With extraordinary access to some of the most remarkable parts of Pompeii, many not open to the public and some never before shown on TV they bring us amazing new discoveries about the people who lived and died there. Incredibly we gain permission to take some of Pompeii’s most famous victims out of city to a hospital, where for the first time ever they’ll be forensically scanned. Raksha joins a live dig unearthing fresh new discoveries. And John Serjeant visits nearby Naples finding out for himself exactly how the Roman way of life has survived for 2000 years.
Our trio of presenters picks up the story on the eve of the eruption itself. In the first episode we found out how the city had been shaken by violent earth tremors but that it was unlikely the people of Pompeii knew they were related to an imminent and devastating volcanic eruption.
To find out more Bettany Hughes investigates whether Pompeii’s incredibly preserved bath houses and complex water system hold any clues as to exactly what was happening on the day leading up to the eruption. Meanwhile John Serjeant dives under the streets of modern day Naples to find the extraordinary remains of one of the wonders of the Ancient World – the Aqua Augusta. And Raksha climbs down in to the crater of Vesuvius itself to see for herself what the Volcano would have been doing in those fateful moments before the eruption.
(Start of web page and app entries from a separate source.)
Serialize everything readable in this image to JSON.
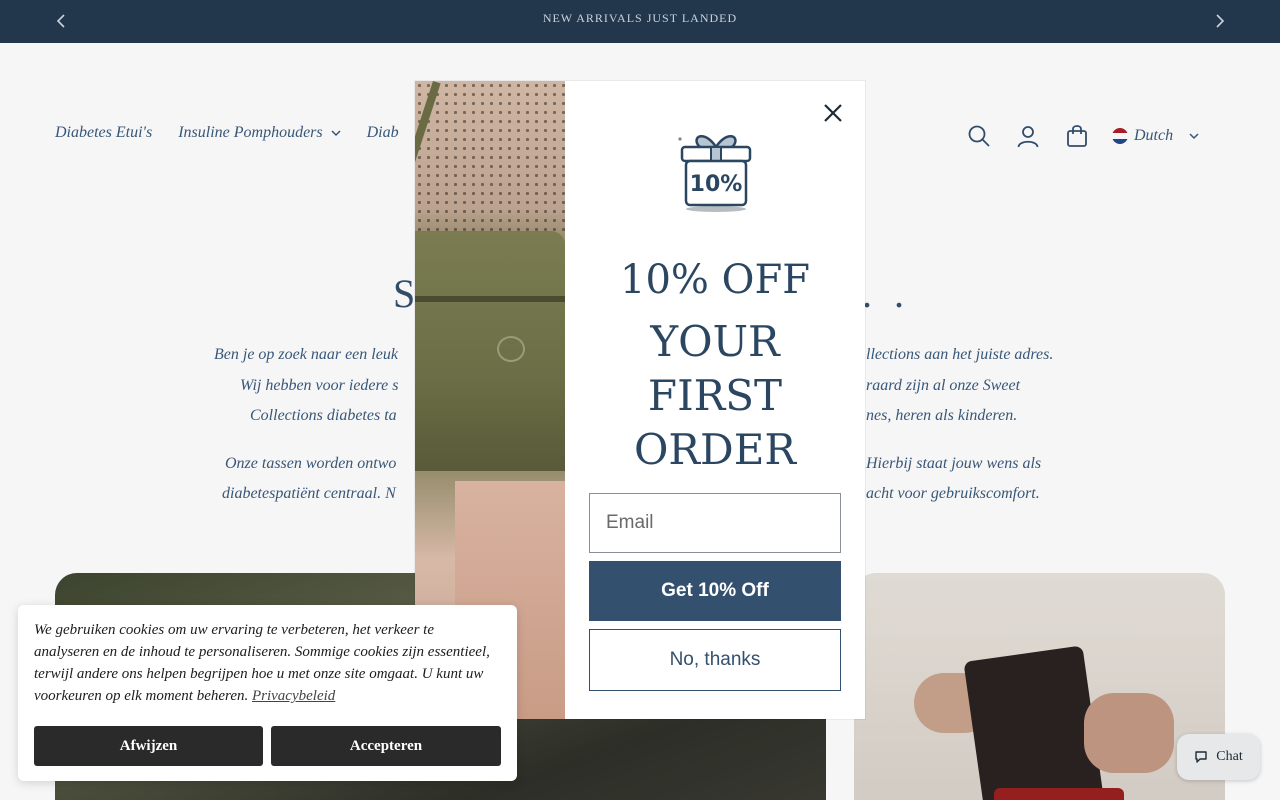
{
  "announcement": {
    "text": "NEW ARRIVALS JUST LANDED",
    "prev_icon": "chevron-left-icon",
    "next_icon": "chevron-right-icon"
  },
  "nav": {
    "items": [
      {
        "label": "Diabetes Etui's",
        "has_dropdown": false
      },
      {
        "label": "Insuline Pomphouders",
        "has_dropdown": true
      },
      {
        "label": "Diab",
        "has_dropdown": false
      }
    ]
  },
  "header": {
    "language": "Dutch",
    "icons": [
      "search-icon",
      "account-icon",
      "cart-icon"
    ]
  },
  "hero": {
    "title_left": "S",
    "title_right": ". .",
    "p1_lines": [
      {
        "left": "Ben je op zoek naar een leuk",
        "right": "llections aan het juiste adres."
      },
      {
        "left": "Wij hebben voor iedere s",
        "right": "raard zijn al onze Sweet"
      },
      {
        "left": "Collections diabetes ta",
        "right": "nes, heren als kinderen."
      }
    ],
    "p2_lines": [
      {
        "left": "Onze tassen worden ontwo",
        "right": "Hierbij staat jouw wens als"
      },
      {
        "left": "diabetespatiënt centraal. N",
        "right": "acht voor gebruikscomfort."
      }
    ]
  },
  "popup": {
    "badge_text": "10%",
    "headline_1": "10% OFF",
    "headline_2": "YOUR",
    "headline_3": "FIRST",
    "headline_4": "ORDER",
    "email_placeholder": "Email",
    "submit_label": "Get 10% Off",
    "decline_label": "No, thanks",
    "colors": {
      "primary": "#33506e",
      "text": "#2b4660"
    }
  },
  "cookie": {
    "text": "We gebruiken cookies om uw ervaring te verbeteren, het verkeer te analyseren en de inhoud te personaliseren. Sommige cookies zijn essentieel, terwijl andere ons helpen begrijpen hoe u met onze site omgaat. U kunt uw voorkeuren op elk moment beheren.",
    "link": "Privacybeleid",
    "reject_label": "Afwijzen",
    "accept_label": "Accepteren"
  },
  "chat": {
    "label": "Chat"
  }
}
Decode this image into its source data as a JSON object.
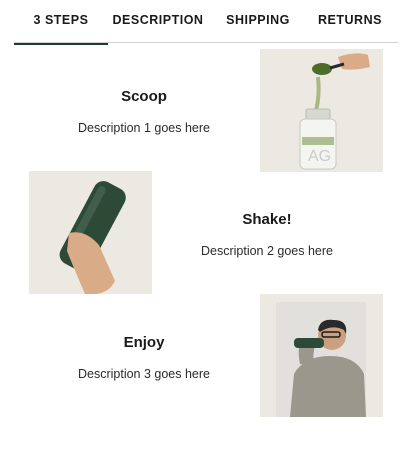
{
  "tabs": [
    {
      "label": "3 STEPS",
      "active": true
    },
    {
      "label": "DESCRIPTION",
      "active": false
    },
    {
      "label": "SHIPPING",
      "active": false
    },
    {
      "label": "RETURNS",
      "active": false
    }
  ],
  "steps": [
    {
      "title": "Scoop",
      "description": "Description 1 goes here",
      "image": "scoop-photo"
    },
    {
      "title": "Shake!",
      "description": "Description 2 goes here",
      "image": "shake-photo"
    },
    {
      "title": "Enjoy",
      "description": "Description 3 goes here",
      "image": "enjoy-photo"
    }
  ],
  "colors": {
    "accent": "#1d3b30",
    "photo_bg": "#ece9e3",
    "bottle": "#2d4a36"
  }
}
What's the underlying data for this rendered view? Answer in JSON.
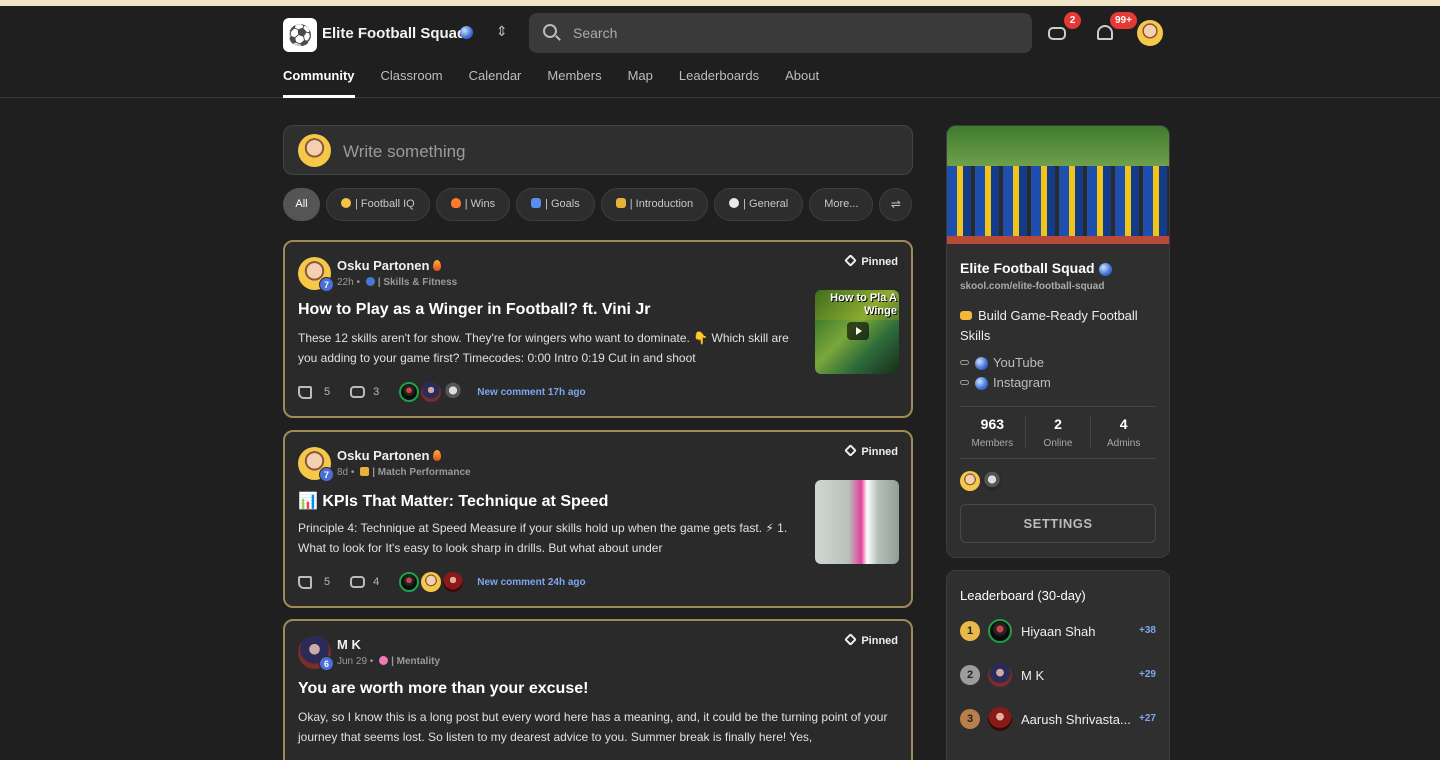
{
  "header": {
    "app_title": "Elite Football Squad",
    "search_placeholder": "Search",
    "chat_badge": "2",
    "notif_badge": "99+"
  },
  "tabs": [
    "Community",
    "Classroom",
    "Calendar",
    "Members",
    "Map",
    "Leaderboards",
    "About"
  ],
  "composer": {
    "placeholder": "Write something"
  },
  "filters": [
    "All",
    "| Football IQ",
    "| Wins",
    "| Goals",
    "| Introduction",
    "| General",
    "More..."
  ],
  "filter_icon_colors": [
    "",
    "#f4c542",
    "#ff7a2a",
    "#5b8def",
    "#e8b13a",
    "#e8e8e8",
    ""
  ],
  "posts": [
    {
      "author": "Osku Partonen",
      "level": "7",
      "time": "22h",
      "category": "| Skills & Fitness",
      "pinned": "Pinned",
      "title": "How to Play as a Winger in Football? ft. Vini Jr",
      "body": "These 12 skills aren't for show. They're for wingers who want to dominate. 👇 Which skill are you adding to your game first? Timecodes: 0:00 Intro 0:19 Cut in and shoot",
      "thumb_text": "How to Pla A Winge",
      "likes": "5",
      "comments": "3",
      "new_comment": "New comment 17h ago"
    },
    {
      "author": "Osku Partonen",
      "level": "7",
      "time": "8d",
      "category": "| Match Performance",
      "pinned": "Pinned",
      "title": "📊 KPIs That Matter: Technique at Speed",
      "body": "Principle 4: Technique at Speed Measure if your skills hold up when the game gets fast. ⚡ 1. What to look for It's easy to look sharp in drills. But what about under",
      "likes": "5",
      "comments": "4",
      "new_comment": "New comment 24h ago"
    },
    {
      "author": "M K",
      "level": "6",
      "time": "Jun 29",
      "category": "| Mentality",
      "pinned": "Pinned",
      "title": "You are worth more than your excuse!",
      "body": "Okay, so I know this is a long post but every word here has a meaning, and, it could be the turning point of your journey that seems lost. So listen to my dearest advice to you. Summer break is finally here! Yes,"
    }
  ],
  "sidebar": {
    "title": "Elite Football Squad",
    "url": "skool.com/elite-football-squad",
    "tagline": "Build Game-Ready Football Skills",
    "links": [
      "YouTube",
      "Instagram"
    ],
    "stats": [
      {
        "value": "963",
        "label": "Members"
      },
      {
        "value": "2",
        "label": "Online"
      },
      {
        "value": "4",
        "label": "Admins"
      }
    ],
    "settings_label": "SETTINGS"
  },
  "leaderboard": {
    "title": "Leaderboard (30-day)",
    "rows": [
      {
        "rank": "1",
        "name": "Hiyaan Shah",
        "points": "+38"
      },
      {
        "rank": "2",
        "name": "M K",
        "points": "+29"
      },
      {
        "rank": "3",
        "name": "Aarush Shrivasta...",
        "points": "+27"
      }
    ]
  }
}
For two days, Vesuvius, a volcano that had lain dormant for 700 years, has been reawakening. Increasingly intense earth tremors have been rocking the town of Pompeii, disrupting the water supply and prompting many to flee. But today the volcano unleashes its full horror on the town below, killing everyone who remains in the town.
Historian Bettany Hughes pieces together the timeline and tries to find out why so many stayed behind as the pumice begins to fall and buildings start collapsing. Meanwhile John Serjeant recreates an epic rescue mission across the Bay of Naples as he retraces the route of Pliny the Elder who tried in vain to get his fleet to Pompeii to pick up survivors before it was too late. Raksha Dave attempts to solve the mystery of 2 skeletons found in Pompeii long thought to be husband and wife.